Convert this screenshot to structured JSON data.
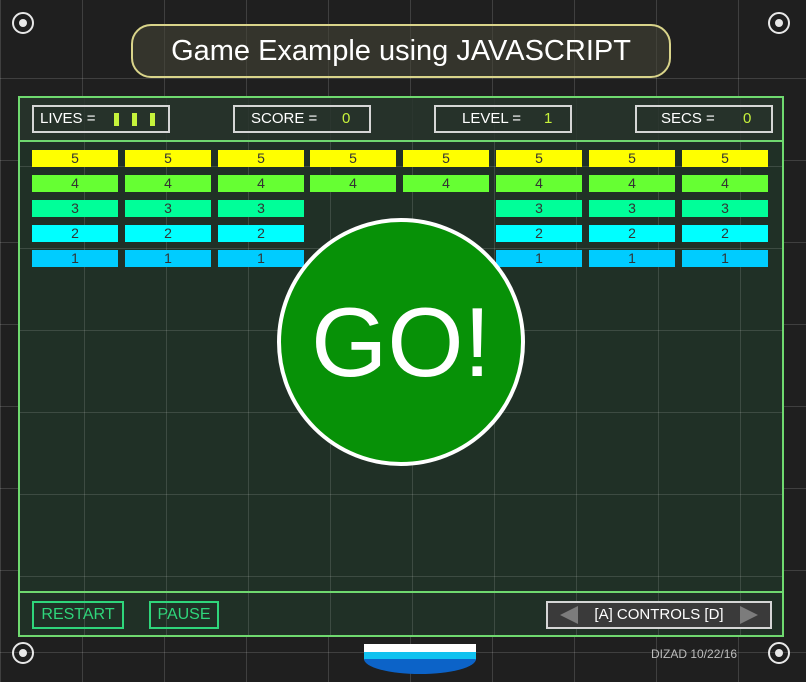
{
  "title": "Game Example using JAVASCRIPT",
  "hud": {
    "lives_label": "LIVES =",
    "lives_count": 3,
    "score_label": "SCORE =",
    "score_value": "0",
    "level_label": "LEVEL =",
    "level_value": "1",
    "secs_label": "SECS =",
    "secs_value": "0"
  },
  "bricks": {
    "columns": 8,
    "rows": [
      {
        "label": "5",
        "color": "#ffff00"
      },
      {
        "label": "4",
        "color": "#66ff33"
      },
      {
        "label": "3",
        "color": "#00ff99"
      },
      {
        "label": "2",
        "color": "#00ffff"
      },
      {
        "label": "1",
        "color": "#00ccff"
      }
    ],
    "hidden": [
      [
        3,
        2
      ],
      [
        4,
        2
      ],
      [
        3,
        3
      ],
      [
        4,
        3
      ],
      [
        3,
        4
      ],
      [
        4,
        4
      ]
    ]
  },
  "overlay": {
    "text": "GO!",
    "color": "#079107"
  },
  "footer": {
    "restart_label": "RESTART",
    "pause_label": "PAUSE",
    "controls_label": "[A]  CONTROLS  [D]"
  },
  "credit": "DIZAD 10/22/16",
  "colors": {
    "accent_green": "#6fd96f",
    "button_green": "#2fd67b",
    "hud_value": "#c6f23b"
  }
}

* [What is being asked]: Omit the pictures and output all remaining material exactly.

* [Output of the task]:
Convert this screenshot to structured JSON data.
{
  "title": "Game Example using JAVASCRIPT",
  "hud": {
    "lives_label": "LIVES =",
    "lives_count": 3,
    "score_label": "SCORE =",
    "score_value": "0",
    "level_label": "LEVEL =",
    "level_value": "1",
    "secs_label": "SECS =",
    "secs_value": "0"
  },
  "bricks": {
    "columns": 8,
    "rows": [
      {
        "label": "5",
        "color": "#ffff00"
      },
      {
        "label": "4",
        "color": "#66ff33"
      },
      {
        "label": "3",
        "color": "#00ff99"
      },
      {
        "label": "2",
        "color": "#00ffff"
      },
      {
        "label": "1",
        "color": "#00ccff"
      }
    ],
    "hidden": [
      [
        3,
        2
      ],
      [
        4,
        2
      ],
      [
        3,
        3
      ],
      [
        4,
        3
      ],
      [
        3,
        4
      ],
      [
        4,
        4
      ]
    ]
  },
  "overlay": {
    "text": "GO!",
    "color": "#079107"
  },
  "footer": {
    "restart_label": "RESTART",
    "pause_label": "PAUSE",
    "controls_label": "[A]  CONTROLS  [D]"
  },
  "credit": "DIZAD 10/22/16",
  "colors": {
    "accent_green": "#6fd96f",
    "button_green": "#2fd67b",
    "hud_value": "#c6f23b"
  }
}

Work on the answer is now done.